» **Problem requirements**
In the entries that follow, find the word "body" and report each line it is on.

» **Data for review**

◆ ◆ ◆ ◆

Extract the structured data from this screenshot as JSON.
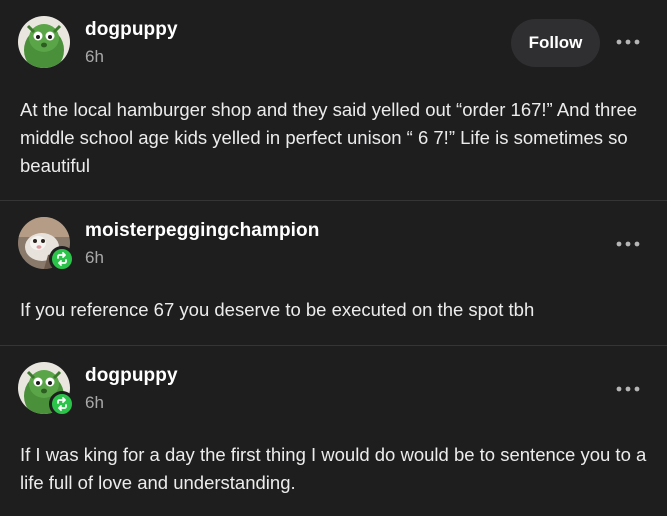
{
  "posts": [
    {
      "username": "dogpuppy",
      "timestamp": "6h",
      "follow_label": "Follow",
      "body": "At the local hamburger shop and they said yelled out “order 167!” And three middle school age kids yelled in perfect unison “ 6 7!” Life is sometimes so beautiful",
      "avatar": "green-cartoon-avatar",
      "reblog_badge": false
    },
    {
      "username": "moisterpeggingchampion",
      "timestamp": "6h",
      "body": "If you reference 67 you deserve to be executed on the spot tbh",
      "avatar": "pet-photo-avatar",
      "reblog_badge": true
    },
    {
      "username": "dogpuppy",
      "timestamp": "6h",
      "body": "If I was king for a day the first thing I would do would be to sentence you to a life full of love and understanding.",
      "avatar": "green-cartoon-avatar",
      "reblog_badge": true
    }
  ],
  "colors": {
    "background": "#1e1e1f",
    "badge": "#2bc349",
    "follow_button": "#2f2f31",
    "muted_text": "#a9a9a9"
  },
  "icons": {
    "more": "more-options-icon",
    "reblog": "reblog-icon"
  }
}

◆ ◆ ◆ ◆

» **Reply to the exercise**
      "body": "At the local hamburger shop and they said yelled out “order 167!” And three middle school age kids yelled in perfect unison “ 6 7!” Life is sometimes so beautiful",
      "body": "If you reference 67 you deserve to be executed on the spot tbh",
      "body": "If I was king for a day the first thing I would do would be to sentence you to a life full of love and understanding.",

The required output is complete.